[Skip to content]

Sign up for our daily newsletter
The Actuary The magazine of the Institute & Faculty of Actuaries

Trailblazer: Richard Reid

Richard Reid has worked for HSBC for 18 years in a variety of roles including head of insurance for the bank in Malta for four years. He is now CEO of HSBC Actuaries and Consultants

What motivated you to pursue an actuarial career and what contributed to your decision to become an actuary?
It wasn’t a decision I made until I left university and was looking for a career that would make the most of my mathematical skills. I was impressed by the individuals I met during interviews and that helped seal my decision that this was the right sort of career for me.

Has the profession changed much since you first came on board?
Massively — through technological developments and the need to communicate with a wide-ranging audience. I think actuaries now have to be much more transparent in what we do and be prepared to justify our conclusions to ever-more challenging customers.

You have spent a large part of your life in banking. Do you feel your background as an actuary has positively impacted your career?
While I’ve worked within a banking organisation for the majority of my career, I’ve still been primarily involved with insurance and pensions business areas. I benefited enormously from joining a small bancassurance company in the early stages of its life, which gave me the opportunity of fulfilling a number of different roles. Working within the banking industry improves your communication skills, gives you exposure to a wide range of individuals from different backgrounds from which to learn and exposes you to a strong culture of corporate governance, risk management and internal controls. Working within an organisation such as HSBC also opens great career development opportunities across a wide range of different industry sectors and geographies.

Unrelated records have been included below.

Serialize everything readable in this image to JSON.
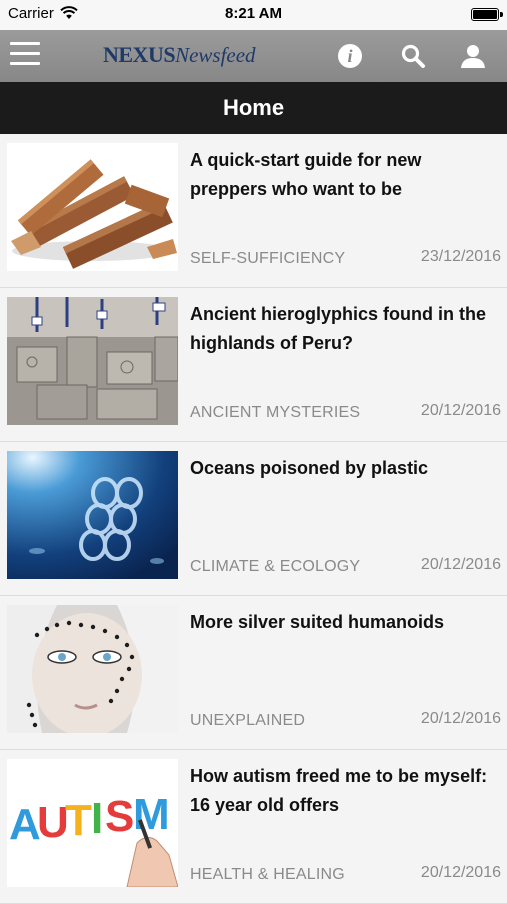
{
  "status_bar": {
    "carrier": "Carrier",
    "time": "8:21 AM"
  },
  "nav": {
    "logo_primary": "NEXUS",
    "logo_secondary": "Newsfeed",
    "info_label": "i",
    "icons": [
      "menu-icon",
      "info-icon",
      "search-icon",
      "user-icon"
    ]
  },
  "title_bar": {
    "title": "Home"
  },
  "articles": [
    {
      "headline": "A quick-start guide for new preppers who want to be",
      "category": "SELF-SUFFICIENCY",
      "date": "23/12/2016",
      "image": "firewood-logs"
    },
    {
      "headline": "Ancient hieroglyphics found in the highlands of Peru?",
      "category": "ANCIENT MYSTERIES",
      "date": "20/12/2016",
      "image": "carved-stone-blocks"
    },
    {
      "headline": "Oceans poisoned by plastic",
      "category": "CLIMATE & ECOLOGY",
      "date": "20/12/2016",
      "image": "plastic-ring-underwater"
    },
    {
      "headline": "More silver suited humanoids",
      "category": "UNEXPLAINED",
      "date": "20/12/2016",
      "image": "painted-face"
    },
    {
      "headline": "How autism freed me to be myself: 16 year old offers",
      "category": "HEALTH & HEALING",
      "date": "20/12/2016",
      "image": "autism-lettering"
    }
  ],
  "colors": {
    "nav_bar": "#8f8f8f",
    "title_bar": "#1b1b1b",
    "logo": "#1f3a68",
    "meta_text": "#8a8a8a"
  }
}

What can actuaries learn from the banking world and what can actuaries teach bankers?
A common area of concern for both actuaries and bankers is risk management and I think there is a lot to learn from both the insurance and banking sectors. Working within a bank, actuaries will learn a lot about leadership skills and communication. Similarly, bankers can learn a lot from actuaries in terms of long-term financial management but only if actuaries can translate their thoughts into banking language.

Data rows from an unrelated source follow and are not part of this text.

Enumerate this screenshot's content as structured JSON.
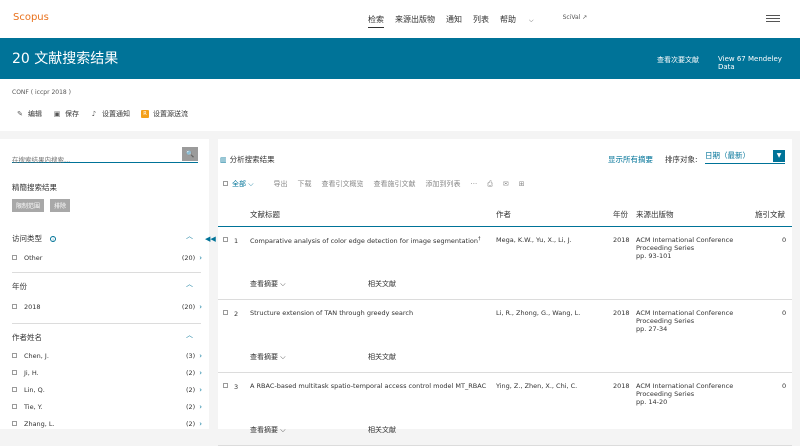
{
  "header": {
    "logo": "Scopus",
    "nav": [
      "检索",
      "来源出版物",
      "通知",
      "列表",
      "帮助"
    ],
    "chevron": "⌵",
    "scival": "SciVal ↗"
  },
  "banner": {
    "title": "20 文献搜索结果",
    "view_secondary": "查看次要文献",
    "view_mendeley": "View 67 Mendeley Data"
  },
  "query": "CONF ( iccpr  2018 )",
  "actions": [
    {
      "label": "编辑",
      "icon": "pencil-icon",
      "glyph": "✎"
    },
    {
      "label": "保存",
      "icon": "save-icon",
      "glyph": "▣"
    },
    {
      "label": "设置通知",
      "icon": "bell-icon",
      "glyph": "♪"
    },
    {
      "label": "设置源送流",
      "icon": "rss-icon",
      "glyph": "R"
    }
  ],
  "sidebar": {
    "search_placeholder": "在搜索结果内搜索...",
    "search_icon": "🔍",
    "refine_title": "精簡搜索结果",
    "limit_label": "限制范围",
    "exclude_label": "排除",
    "facets": [
      {
        "title": "访问类型",
        "info": "i",
        "items": [
          {
            "label": "Other",
            "count": "(20)"
          }
        ]
      },
      {
        "title": "年份",
        "items": [
          {
            "label": "2018",
            "count": "(20)"
          }
        ]
      },
      {
        "title": "作者姓名",
        "items": [
          {
            "label": "Chen, J.",
            "count": "(3)"
          },
          {
            "label": "Ji, H.",
            "count": "(2)"
          },
          {
            "label": "Lin, Q.",
            "count": "(2)"
          },
          {
            "label": "Tie, Y.",
            "count": "(2)"
          },
          {
            "label": "Zhang, L.",
            "count": "(2)"
          }
        ]
      }
    ],
    "toggle": "︿",
    "arrow": "›",
    "collapse": "◀◀"
  },
  "main": {
    "analyze": "分析搜索结果",
    "show_abstracts": "显示所有摘要",
    "sort_label": "排序对象:",
    "sort_value": "日期（最新）",
    "sort_btn": "▼",
    "toolbar": [
      "全部 ⌵",
      "导出",
      "下载",
      "查看引文概览",
      "查看施引文献",
      "添加到列表",
      "···",
      "⎙",
      "✉",
      "⊞"
    ],
    "columns": [
      "文献标题",
      "作者",
      "年份",
      "来源出版物",
      "施引文献"
    ],
    "view_abstract": "查看摘要 ⌵",
    "related": "相关文献",
    "rows": [
      {
        "num": "1",
        "title": "Comparative analysis of color edge detection for image segmentation",
        "sup": "†",
        "authors": "Mega, K.W., Yu, X., Li, J.",
        "year": "2018",
        "source_line1": "ACM International Conference",
        "source_line2": "Proceeding Series",
        "pages": "pp. 93-101",
        "cited": "0"
      },
      {
        "num": "2",
        "title": "Structure extension of TAN through greedy search",
        "sup": "",
        "authors": "Li, R., Zhong, G., Wang, L.",
        "year": "2018",
        "source_line1": "ACM International Conference",
        "source_line2": "Proceeding Series",
        "pages": "pp. 27-34",
        "cited": "0"
      },
      {
        "num": "3",
        "title": "A RBAC-based multitask spatio-temporal access control model MT_RBAC",
        "sup": "",
        "authors": "Ying, Z., Zhen, X., Chi, C.",
        "year": "2018",
        "source_line1": "ACM International Conference",
        "source_line2": "Proceeding Series",
        "pages": "pp. 14-20",
        "cited": "0"
      }
    ]
  }
}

What excites or intrigues you about the business world and how can actuaries make their mark outside the traditional fields?
The recent problems within financial and banking markets highlight the need for businesses to be ever vigilant and to manage risk. I think actuaries should be playing a leading role in this area. We have a wide range of technical skills that, aligned to business skill-sets, should mean we can add value to businesses in a wide range of circumstances.

You trained in the UK but spent four years running HSBC’s insurance businesses in Malta. What advice do you have for other actuaries trying to break into international fields?
If you get the chance, go for it!

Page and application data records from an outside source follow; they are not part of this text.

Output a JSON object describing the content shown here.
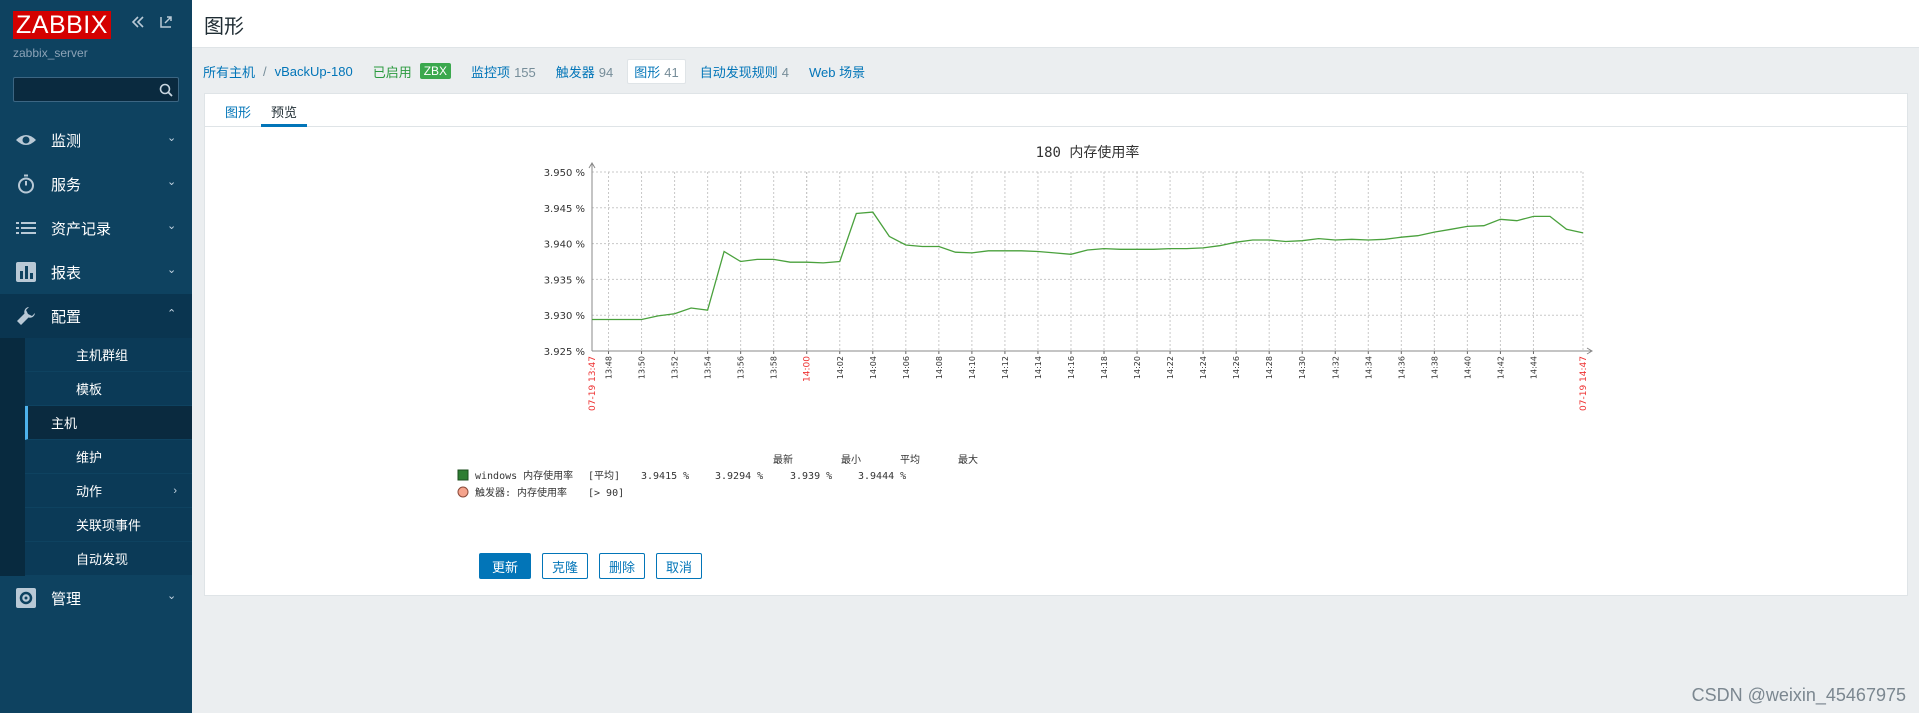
{
  "sidebar": {
    "logo": "ZABBIX",
    "server_name": "zabbix_server",
    "search_placeholder": "",
    "menu": [
      {
        "label": "监测",
        "icon": "eye-icon"
      },
      {
        "label": "服务",
        "icon": "stopwatch-icon"
      },
      {
        "label": "资产记录",
        "icon": "list-icon"
      },
      {
        "label": "报表",
        "icon": "bar-chart-icon"
      },
      {
        "label": "配置",
        "icon": "wrench-icon"
      },
      {
        "label": "管理",
        "icon": "cog-icon"
      }
    ],
    "submenu": [
      "主机群组",
      "模板",
      "主机",
      "维护",
      "动作",
      "关联项事件",
      "自动发现"
    ]
  },
  "header": {
    "title": "图形"
  },
  "breadcrumb": {
    "all_hosts": "所有主机",
    "sep": "/",
    "host": "vBackUp-180",
    "enabled": "已启用",
    "zbx": "ZBX",
    "items_label": "监控项",
    "items_count": "155",
    "triggers_label": "触发器",
    "triggers_count": "94",
    "graphs_label": "图形",
    "graphs_count": "41",
    "discovery_label": "自动发现规则",
    "discovery_count": "4",
    "web_label": "Web 场景"
  },
  "tabs": [
    "图形",
    "预览"
  ],
  "buttons": {
    "update": "更新",
    "clone": "克隆",
    "delete": "删除",
    "cancel": "取消"
  },
  "watermark": "CSDN @weixin_45467975",
  "colors": {
    "accent": "#0275b8",
    "series": "#4aa13d",
    "trigger": "#f5a38c",
    "sidebar": "#0e4260"
  },
  "chart_data": {
    "type": "line",
    "title": "180 内存使用率",
    "ylim": [
      3.925,
      3.95
    ],
    "y_ticks": [
      "3.950 %",
      "3.945 %",
      "3.940 %",
      "3.935 %",
      "3.930 %",
      "3.925 %"
    ],
    "x_tick_labels": [
      "13:48",
      "13:50",
      "13:52",
      "13:54",
      "13:56",
      "13:58",
      "14:00",
      "14:02",
      "14:04",
      "14:06",
      "14:08",
      "14:10",
      "14:12",
      "14:14",
      "14:16",
      "14:18",
      "14:20",
      "14:22",
      "14:24",
      "14:26",
      "14:28",
      "14:30",
      "14:32",
      "14:34",
      "14:36",
      "14:38",
      "14:40",
      "14:42",
      "14:44"
    ],
    "x_start_label": "07-19 13:47",
    "x_end_label": "07-19 14:47",
    "grid": true,
    "series": [
      {
        "name": "windows 内存使用率",
        "values": [
          3.9294,
          3.9294,
          3.9294,
          3.9294,
          3.9299,
          3.9302,
          3.931,
          3.9307,
          3.9389,
          3.9375,
          3.9378,
          3.9378,
          3.9374,
          3.9374,
          3.9373,
          3.9375,
          3.9442,
          3.9444,
          3.941,
          3.9398,
          3.9396,
          3.9396,
          3.9388,
          3.9387,
          3.939,
          3.939,
          3.939,
          3.9389,
          3.9387,
          3.9385,
          3.9391,
          3.9393,
          3.9392,
          3.9392,
          3.9392,
          3.9393,
          3.9393,
          3.9394,
          3.9397,
          3.9402,
          3.9405,
          3.9405,
          3.9403,
          3.9404,
          3.9407,
          3.9405,
          3.9406,
          3.9405,
          3.9406,
          3.9409,
          3.9411,
          3.9416,
          3.942,
          3.9424,
          3.9425,
          3.9434,
          3.9432,
          3.9438,
          3.9438,
          3.942,
          3.9415
        ]
      }
    ],
    "legend": {
      "headers": [
        "最新",
        "最小",
        "平均",
        "最大"
      ],
      "series_label": "windows 内存使用率",
      "series_func": "[平均]",
      "last": "3.9415 %",
      "min": "3.9294 %",
      "avg": "3.939 %",
      "max": "3.9444 %",
      "trigger_label": "触发器: 内存使用率",
      "trigger_cond": "[> 90]"
    }
  }
}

You have just been appointed as CEO of HSBC Actuaries and Consultants Ltd. (HACL), which will involve a move into the pensions industry. What do you think the key challenges are for those moving across the traditional actuarial disciplines and how do you think that they can be overcome?
I think it very much depends on the role. As CEO of a business that provides a wide range of corporate advice and employs individuals from a wide range of professional backgrounds, my job is not really actuarial in nature. I am the leader of the business, with responsibility for executing strategy and ensuring the business is run well from a corporate governance perspective. My main challenge is to ensure I’ve got the right team around me doing the right things. If I was moving across disciplines into a ‘function holder’ role, then the challenge would be very different and one which any actuary would have to be appropriately trained and developed for.

Of your many career accomplishments, what do you consider the most satisfying?
I greatly enjoyed the challenge of moving abroad, running an insurance business and getting everyone involved 100% behind me. It was particularly satisfying that, as a result of my time abroad, I was then asked to run such a prestigious company as HACL.

How do you personally measure success?
By the success of everyone around me.

What is the most important lesson you’ve learned in business?
To show that you care, to fulfil your promises, to empower where appropriate but get involved where necessary.

What do you do to relax?
Not easy at present given the new role and the move back to the UK. Once I’ve settled down it will be through lots of golf and family time.